As for the release date, he thinks that this will most likely be next year now, given the preparations underway for their 30th anniversary gigs in September and October. Coldcut want to use the concerts to celebrate their extensive back catalogue, starting with debut single ‘Say Kids What Time Is It?’, says Black. Ahead of the gigs, Coldcut have been going back through some of the pair’s seminal tracks and breaking them down so that they can be reimagined for the live show.
“You’re not creating as such – it’s more of an archaeological dig,” says More.
With one example, More says that they found all the original samples, remastered them and “chopped it all up.”
This then allows them to remix each song live on the Ninja Jamm app, Coldcut’s instrument of choice. Using their app, fans can also reassemble the original ingredients of tracks by more than 40 artists to create their own music. And when the professional version is released later this year they will be able to load their own samples into the production tool too, says Black.
Contrast that with the early days of techno, when More did everything he could to hide his workings from budding DJs at live sets – even if that meant mutilating the records he treasured. Rifling through his collection, he hands me a 7”, the details of which have been obscured by marker pen ink.
“We used to call them lurkers,” he says. “They would sort of lurk around the turntable.”
“In those days there was no internet, there was no Shazam so it was impossible unless you could see what the title was to find out what record the DJ was playing.

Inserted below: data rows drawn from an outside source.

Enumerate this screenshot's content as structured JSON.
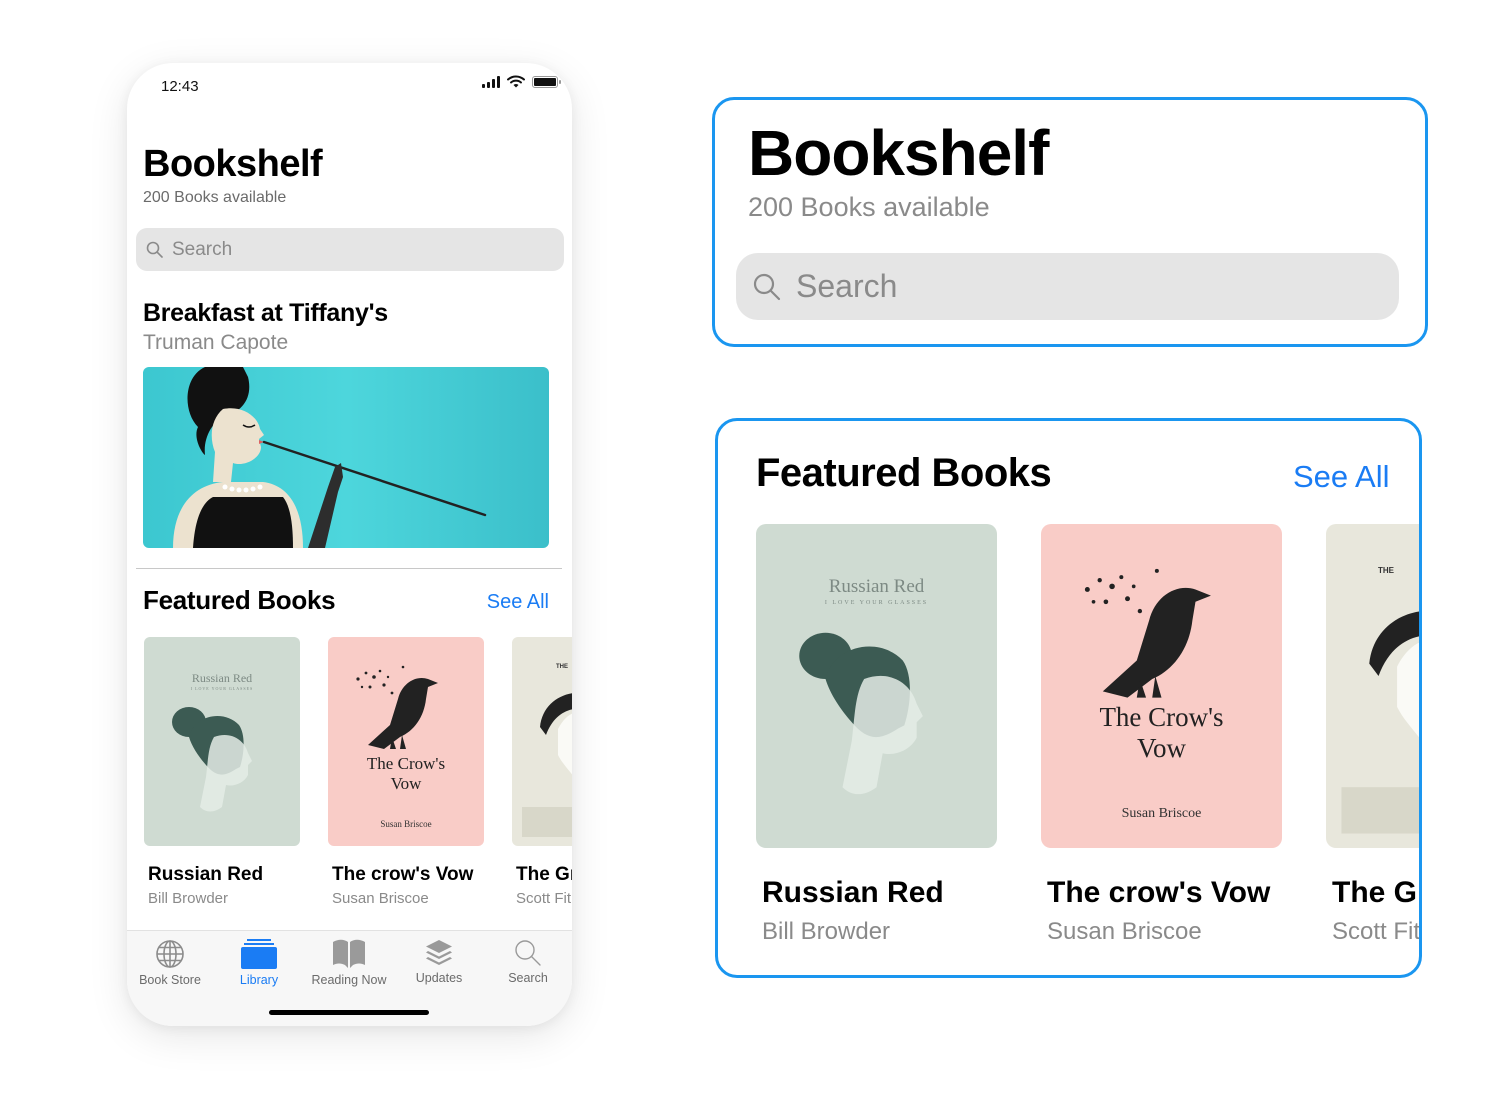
{
  "status_bar": {
    "time": "12:43"
  },
  "header": {
    "title": "Bookshelf",
    "subtitle": "200 Books available",
    "search_placeholder": "Search"
  },
  "hero": {
    "title": "Breakfast at Tiffany's",
    "author": "Truman Capote",
    "image_bg": "#44ccd6"
  },
  "featured": {
    "title": "Featured Books",
    "see_all_label": "See All",
    "books": [
      {
        "title": "Russian Red",
        "author": "Bill Browder",
        "cover_title": "Russian Red",
        "cover_subtitle": "I LOVE YOUR GLASSES",
        "cover_color": "#cfdbd2"
      },
      {
        "title": "The crow's Vow",
        "author": "Susan Briscoe",
        "cover_title": "The Crow's Vow",
        "cover_title_line1": "The Crow's",
        "cover_title_line2": "Vow",
        "cover_author": "Susan Briscoe",
        "cover_color": "#f9ccc7"
      },
      {
        "title": "The Gr",
        "author": "Scott Fit",
        "cover_title": "THE",
        "cover_color": "#e8e7dc"
      }
    ]
  },
  "tab_bar": {
    "tabs": [
      {
        "label": "Book Store",
        "icon": "globe-icon",
        "active": false
      },
      {
        "label": "Library",
        "icon": "library-icon",
        "active": true
      },
      {
        "label": "Reading Now",
        "icon": "open-book-icon",
        "active": false
      },
      {
        "label": "Updates",
        "icon": "layers-icon",
        "active": false
      },
      {
        "label": "Search",
        "icon": "search-icon",
        "active": false
      }
    ]
  },
  "colors": {
    "accent": "#1a7cf4",
    "highlight_border": "#1a96f0",
    "search_bg": "#e5e5e5",
    "secondary_text": "#8a8a8a"
  }
}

Now I can’t be bothered with it,” he says. “You learn that actually it’s not what you’ve got, it’s what you do with it.”
That’s not all that has changed since they first met at Reckless Records. “In the beginning … I was making the records because I was the one who was the scratch DJ and I knew how to operate a four track and a mixer…and Jon was more advising me and bringing excellent samples to the table,” says Black.
Since then their roles in Coldcut have gradually reversed. “Over the years he’s really got into the computer and making music and in fact he’s probably better at it than I am now,” Black concedes.
And while they both “mix and match,” More says: “I’m about the records and the music and stuff … and Matt does a lot of the tech in terms of the computer development and the apps.”
“Jon and I have quite an odd relationship,” says Black. “We basically don’t work together that closely but we have a very good understanding, a mutual arrangement with each other just to let the other one do their thing.”
He adds: “Sometimes I’ll do something and chuck it to him and vice versa but often we get on with our things independently…it’s been a useful device to get through 30 years.”
This could be why the philosophy behind Coldcut remains as strong as ever.
“Activism will remain at the forefront, technological tinkering will remain at the forefront and hopefully good vibes and positive consciousness to feed people,” says Black.
Coldcut’s latest LP Outside the Echo Chamber is out now and can be found here